__TASK DESCRIPTION__.
Your task is to find every line of the data that holds the string "this" and copy it.

__STORED DATA__.
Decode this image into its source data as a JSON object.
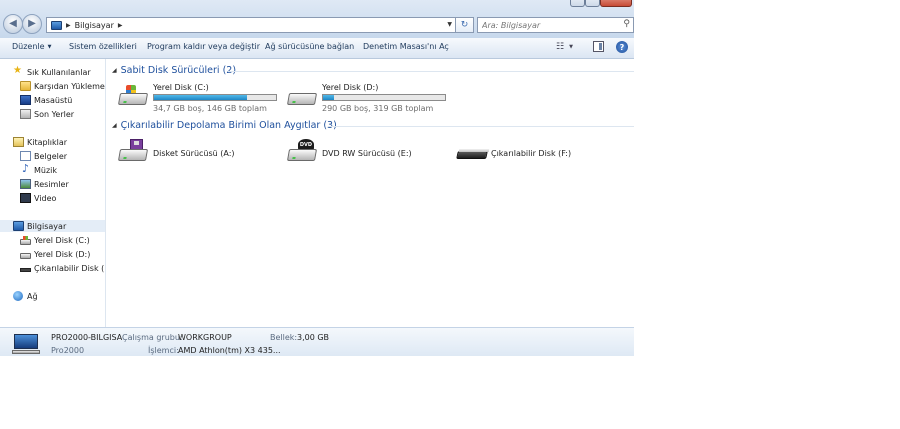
{
  "address": {
    "crumbs": [
      "Bilgisayar"
    ],
    "search_placeholder": "Ara: Bilgisayar"
  },
  "toolbar": {
    "organize": "Düzenle",
    "system_properties": "Sistem özellikleri",
    "uninstall": "Program kaldır veya değiştir",
    "map_drive": "Ağ sürücüsüne bağlan",
    "control_panel": "Denetim Masası'nı Aç"
  },
  "nav": {
    "favorites": "Sık Kullanılanlar",
    "downloads": "Karşıdan Yüklemeler",
    "desktop": "Masaüstü",
    "recent": "Son Yerler",
    "libraries": "Kitaplıklar",
    "documents": "Belgeler",
    "music": "Müzik",
    "pictures": "Resimler",
    "videos": "Video",
    "computer": "Bilgisayar",
    "drive_c": "Yerel Disk (C:)",
    "drive_d": "Yerel Disk (D:)",
    "drive_f": "Çıkarılabilir Disk (F:)",
    "network": "Ağ"
  },
  "groups": {
    "hdd": {
      "header": "Sabit Disk Sürücüleri (2)",
      "drives": [
        {
          "name": "Yerel Disk (C:)",
          "info": "34,7 GB boş, 146 GB toplam",
          "used_fraction": 0.76
        },
        {
          "name": "Yerel Disk (D:)",
          "info": "290 GB boş, 319 GB toplam",
          "used_fraction": 0.09
        }
      ]
    },
    "removable": {
      "header": "Çıkarılabilir Depolama Birimi Olan Aygıtlar (3)",
      "drives": [
        {
          "name": "Disket Sürücüsü (A:)"
        },
        {
          "name": "DVD RW Sürücüsü (E:)",
          "badge": "DVD"
        },
        {
          "name": "Çıkarılabilir Disk (F:)"
        }
      ]
    }
  },
  "details": {
    "computer_name": "PRO2000-BILGISA",
    "user": "Pro2000",
    "workgroup_label": "Çalışma grubu:",
    "workgroup": "WORKGROUP",
    "memory_label": "Bellek:",
    "memory": "3,00 GB",
    "processor_label": "İşlemci:",
    "processor": "AMD Athlon(tm) X3 435..."
  },
  "colors": {
    "header_text": "#1e4f9c",
    "bar_fill": "#1f86c4",
    "selection": "#e4edf7"
  }
}
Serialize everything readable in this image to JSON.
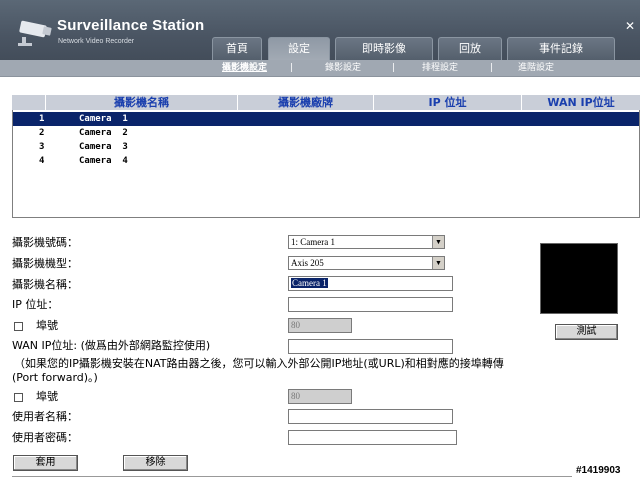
{
  "header": {
    "title": "Surveillance Station",
    "subtitle": "Network Video Recorder",
    "tabs": [
      {
        "label": "首頁"
      },
      {
        "label": "設定"
      },
      {
        "label": "即時影像"
      },
      {
        "label": "回放"
      },
      {
        "label": "事件記錄"
      }
    ],
    "active_tab": "設定"
  },
  "subnav": {
    "items": [
      {
        "label": "攝影機設定"
      },
      {
        "label": "錄影設定"
      },
      {
        "label": "排程設定"
      },
      {
        "label": "進階設定"
      }
    ],
    "separator": "|"
  },
  "camera_table": {
    "columns": [
      "攝影機名稱",
      "攝影機廠牌",
      "IP 位址",
      "WAN IP位址"
    ],
    "rows": [
      {
        "num": "1",
        "name": "Camera  1"
      },
      {
        "num": "2",
        "name": "Camera  2"
      },
      {
        "num": "3",
        "name": "Camera  3"
      },
      {
        "num": "4",
        "name": "Camera  4"
      }
    ]
  },
  "form": {
    "camera_number_label": "攝影機號碼：",
    "camera_number_value": "1: Camera 1",
    "camera_model_label": "攝影機機型：",
    "camera_model_value": "Axis 205",
    "camera_name_label": "攝影機名稱：",
    "camera_name_value": "Camera 1",
    "ip_label": "IP 位址：",
    "ip_value": "",
    "port_label": "埠號",
    "port_value": "80",
    "wan_ip_label": "WAN IP位址: (做爲由外部網路監控使用)",
    "wan_ip_value": "",
    "note_line1": "（如果您的IP攝影機安裝在NAT路由器之後，您可以輸入外部公開IP地址(或URL)和相對應的接埠轉傳",
    "note_line2": "(Port forward)。)",
    "wan_port_label": "埠號",
    "wan_port_value": "80",
    "username_label": "使用者名稱：",
    "username_value": "",
    "password_label": "使用者密碼：",
    "password_value": "",
    "test_button": "測試",
    "apply_button": "套用",
    "remove_button": "移除"
  },
  "watermark": "#1419903",
  "colors": {
    "header_bg": "#4a5563",
    "subnav_bg": "#a0a8b2",
    "table_header_bg": "#c9ced8",
    "table_header_text": "#1a3fae",
    "selection": "#0a246a"
  }
}
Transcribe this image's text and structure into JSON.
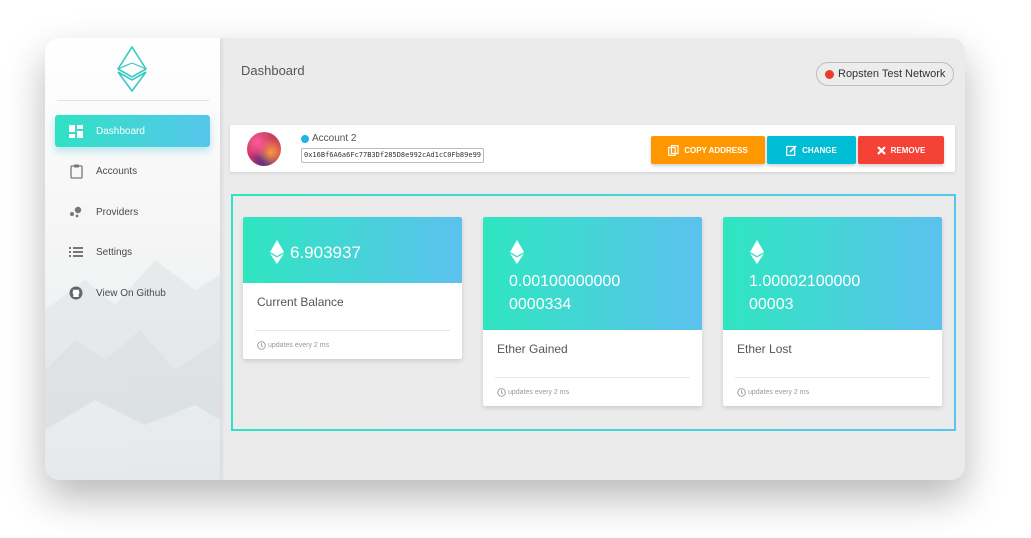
{
  "sidebar": {
    "logo_icon": "ethereum-logo-icon",
    "items": [
      {
        "label": "Dashboard",
        "icon": "dashboard-icon",
        "active": true
      },
      {
        "label": "Accounts",
        "icon": "clipboard-icon",
        "active": false
      },
      {
        "label": "Providers",
        "icon": "providers-icon",
        "active": false
      },
      {
        "label": "Settings",
        "icon": "list-icon",
        "active": false
      },
      {
        "label": "View On Github",
        "icon": "github-icon",
        "active": false
      }
    ]
  },
  "header": {
    "title": "Dashboard",
    "network_label": "Ropsten Test Network",
    "network_color": "#f03a2e"
  },
  "account": {
    "name": "Account 2",
    "status_color": "#1fb5e0",
    "address": "0x16Bf6A6a6Fc77B3Df285D8e992cAd1cC0Fb89e99",
    "buttons": {
      "copy": "COPY ADDRESS",
      "change": "CHANGE",
      "remove": "REMOVE"
    },
    "button_colors": {
      "copy": "#ff9800",
      "change": "#00bcd4",
      "remove": "#f44336"
    }
  },
  "stats": [
    {
      "value": "6.903937",
      "label": "Current Balance",
      "footer": "updates every 2 ms"
    },
    {
      "value_line1": "0.00100000000",
      "value_line2": "0000334",
      "label": "Ether Gained",
      "footer": "updates every 2 ms"
    },
    {
      "value_line1": "1.00002100000",
      "value_line2": "00003",
      "label": "Ether Lost",
      "footer": "updates every 2 ms"
    }
  ]
}
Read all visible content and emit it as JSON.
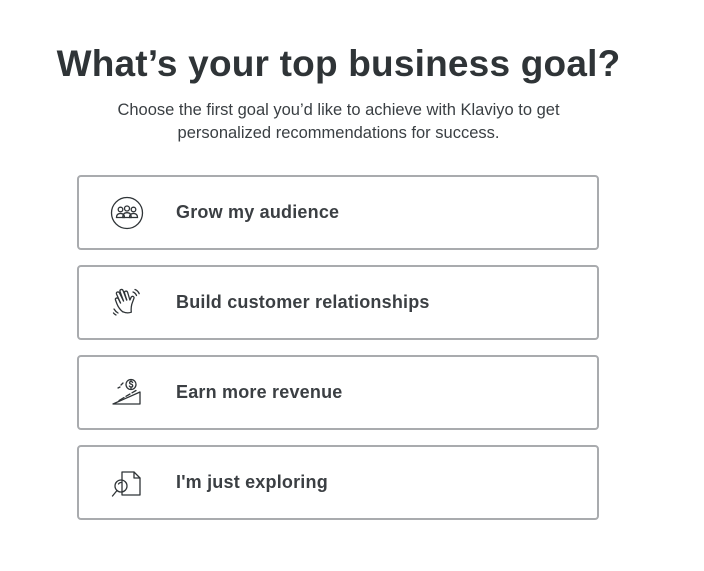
{
  "header": {
    "title": "What’s your top business goal?",
    "subtitle": "Choose the first goal you’d like to achieve with Klaviyo to get personalized recommendations for success."
  },
  "goals": [
    {
      "label": "Grow my audience",
      "icon": "audience-group-icon"
    },
    {
      "label": "Build customer relationships",
      "icon": "waving-hand-icon"
    },
    {
      "label": "Earn more revenue",
      "icon": "revenue-growth-icon"
    },
    {
      "label": "I'm just exploring",
      "icon": "document-search-icon"
    }
  ],
  "colors": {
    "title": "#2f3437",
    "text": "#3b3f43",
    "card_border": "#a9abae",
    "background": "#ffffff"
  }
}
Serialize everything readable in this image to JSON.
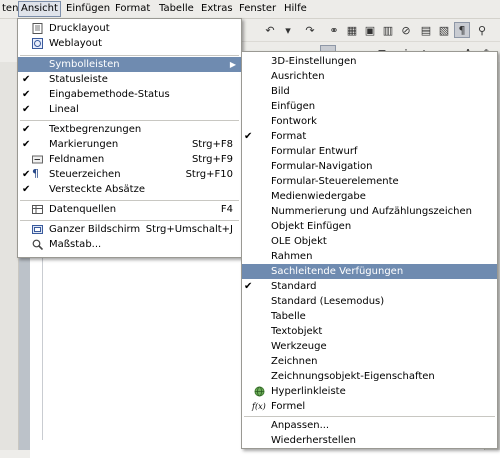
{
  "menubar": {
    "items": [
      "ten",
      "Ansicht",
      "Einfügen",
      "Format",
      "Tabelle",
      "Extras",
      "Fenster",
      "Hilfe"
    ]
  },
  "view_menu": {
    "items": [
      {
        "label": "Drucklayout",
        "checked": false,
        "icon": "print-layout-icon"
      },
      {
        "label": "Weblayout",
        "checked": true,
        "icon": "web-layout-icon"
      },
      {
        "label": "Symbolleisten",
        "submenu": true
      },
      {
        "label": "Statusleiste",
        "checked": true
      },
      {
        "label": "Eingabemethode-Status",
        "checked": true
      },
      {
        "label": "Lineal",
        "checked": true
      },
      {
        "label": "Textbegrenzungen",
        "checked": true
      },
      {
        "label": "Markierungen",
        "shortcut": "Strg+F8",
        "checked": true
      },
      {
        "label": "Feldnamen",
        "shortcut": "Strg+F9",
        "icon": "field-names-icon"
      },
      {
        "label": "Steuerzeichen",
        "shortcut": "Strg+F10",
        "icon": "pilcrow-icon"
      },
      {
        "label": "Versteckte Absätze",
        "checked": true
      },
      {
        "label": "Datenquellen",
        "shortcut": "F4",
        "icon": "data-sources-icon"
      },
      {
        "label": "Ganzer Bildschirm",
        "shortcut": "Strg+Umschalt+J",
        "icon": "full-screen-icon"
      },
      {
        "label": "Maßstab...",
        "icon": "zoom-icon"
      }
    ]
  },
  "toolbars_submenu": {
    "items": [
      {
        "label": "3D-Einstellungen"
      },
      {
        "label": "Ausrichten"
      },
      {
        "label": "Bild"
      },
      {
        "label": "Einfügen"
      },
      {
        "label": "Fontwork"
      },
      {
        "label": "Format",
        "checked": true
      },
      {
        "label": "Formular Entwurf"
      },
      {
        "label": "Formular-Navigation"
      },
      {
        "label": "Formular-Steuerelemente"
      },
      {
        "label": "Medienwiedergabe"
      },
      {
        "label": "Nummerierung und Aufzählungszeichen"
      },
      {
        "label": "Objekt Einfügen"
      },
      {
        "label": "OLE Objekt"
      },
      {
        "label": "Rahmen"
      },
      {
        "label": "Sachleitende Verfügungen",
        "highlighted": true
      },
      {
        "label": "Standard",
        "checked": true
      },
      {
        "label": "Standard (Lesemodus)"
      },
      {
        "label": "Tabelle"
      },
      {
        "label": "Textobjekt"
      },
      {
        "label": "Werkzeuge"
      },
      {
        "label": "Zeichnen"
      },
      {
        "label": "Zeichnungsobjekt-Eigenschaften"
      },
      {
        "label": "Hyperlinkleiste",
        "icon": "hyperlink-bar-icon"
      },
      {
        "label": "Formel",
        "icon": "formula-fx-icon",
        "icon_text": "f(x)"
      },
      {
        "label": "Anpassen..."
      },
      {
        "label": "Wiederherstellen"
      }
    ]
  },
  "colors": {
    "highlight": "#6f8bb0",
    "menu_bg": "#ffffff",
    "chrome_bg": "#edece9",
    "doc_bg": "#bcc2c9"
  }
}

__FINISHED EXERCISE__.
Decode this image into its source data as a JSON object.
Serialize everything readable in this image to JSON.
Transcribe this image's text and structure into JSON.
Serialize everything readable in this image to JSON.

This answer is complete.